The answer should consist of each line below that contains the word "local".
* * * *
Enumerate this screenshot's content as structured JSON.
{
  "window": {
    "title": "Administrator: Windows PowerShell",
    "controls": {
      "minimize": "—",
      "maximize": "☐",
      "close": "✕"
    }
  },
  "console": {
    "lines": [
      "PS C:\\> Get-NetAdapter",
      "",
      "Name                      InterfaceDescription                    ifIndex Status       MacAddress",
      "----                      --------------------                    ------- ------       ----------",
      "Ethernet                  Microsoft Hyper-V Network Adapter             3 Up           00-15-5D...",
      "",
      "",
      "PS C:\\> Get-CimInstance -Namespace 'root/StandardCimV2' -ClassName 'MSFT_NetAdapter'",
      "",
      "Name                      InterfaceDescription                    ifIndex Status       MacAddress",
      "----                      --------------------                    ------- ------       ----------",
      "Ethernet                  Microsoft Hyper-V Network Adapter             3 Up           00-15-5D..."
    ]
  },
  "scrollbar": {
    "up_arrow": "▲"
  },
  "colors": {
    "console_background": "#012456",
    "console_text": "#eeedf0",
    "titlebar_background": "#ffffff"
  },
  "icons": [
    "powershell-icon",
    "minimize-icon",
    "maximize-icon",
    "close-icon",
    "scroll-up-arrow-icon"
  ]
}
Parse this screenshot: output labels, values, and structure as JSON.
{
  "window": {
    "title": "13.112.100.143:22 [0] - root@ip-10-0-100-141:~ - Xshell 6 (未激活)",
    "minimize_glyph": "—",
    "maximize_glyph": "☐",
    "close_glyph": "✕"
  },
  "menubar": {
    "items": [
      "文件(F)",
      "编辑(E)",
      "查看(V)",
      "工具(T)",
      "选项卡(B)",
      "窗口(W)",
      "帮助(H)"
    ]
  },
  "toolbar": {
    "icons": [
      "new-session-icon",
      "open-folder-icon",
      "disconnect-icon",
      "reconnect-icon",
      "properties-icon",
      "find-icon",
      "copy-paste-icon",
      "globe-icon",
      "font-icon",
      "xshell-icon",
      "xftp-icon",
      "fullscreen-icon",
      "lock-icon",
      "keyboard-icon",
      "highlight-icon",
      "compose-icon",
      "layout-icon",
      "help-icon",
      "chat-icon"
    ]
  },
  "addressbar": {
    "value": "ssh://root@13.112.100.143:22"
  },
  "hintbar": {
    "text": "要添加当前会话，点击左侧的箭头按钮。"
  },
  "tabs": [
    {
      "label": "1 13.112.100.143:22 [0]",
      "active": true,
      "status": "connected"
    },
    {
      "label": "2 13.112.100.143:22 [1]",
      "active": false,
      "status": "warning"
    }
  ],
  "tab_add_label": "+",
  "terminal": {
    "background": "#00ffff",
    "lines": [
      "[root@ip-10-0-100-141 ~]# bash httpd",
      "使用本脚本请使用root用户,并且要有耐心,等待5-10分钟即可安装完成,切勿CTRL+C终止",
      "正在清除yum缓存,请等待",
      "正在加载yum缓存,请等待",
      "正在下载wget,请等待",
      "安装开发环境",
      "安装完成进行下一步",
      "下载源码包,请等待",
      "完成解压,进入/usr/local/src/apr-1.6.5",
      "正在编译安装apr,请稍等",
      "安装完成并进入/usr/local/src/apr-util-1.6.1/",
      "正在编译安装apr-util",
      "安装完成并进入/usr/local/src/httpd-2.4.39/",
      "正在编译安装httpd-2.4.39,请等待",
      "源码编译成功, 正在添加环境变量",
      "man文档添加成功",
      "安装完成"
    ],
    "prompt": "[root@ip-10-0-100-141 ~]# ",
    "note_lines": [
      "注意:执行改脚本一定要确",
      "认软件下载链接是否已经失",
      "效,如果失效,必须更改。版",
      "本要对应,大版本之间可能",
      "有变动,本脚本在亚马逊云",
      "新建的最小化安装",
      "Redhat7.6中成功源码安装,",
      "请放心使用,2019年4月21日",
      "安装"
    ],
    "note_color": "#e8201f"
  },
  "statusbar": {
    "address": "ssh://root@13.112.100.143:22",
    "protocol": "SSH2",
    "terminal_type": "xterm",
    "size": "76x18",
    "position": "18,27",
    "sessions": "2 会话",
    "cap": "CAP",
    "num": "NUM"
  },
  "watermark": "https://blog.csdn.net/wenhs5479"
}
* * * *
## [Result for this task]
      "完成解压,进入/usr/local/src/apr-1.6.5",
      "安装完成并进入/usr/local/src/apr-util-1.6.1/",
      "安装完成并进入/usr/local/src/httpd-2.4.39/",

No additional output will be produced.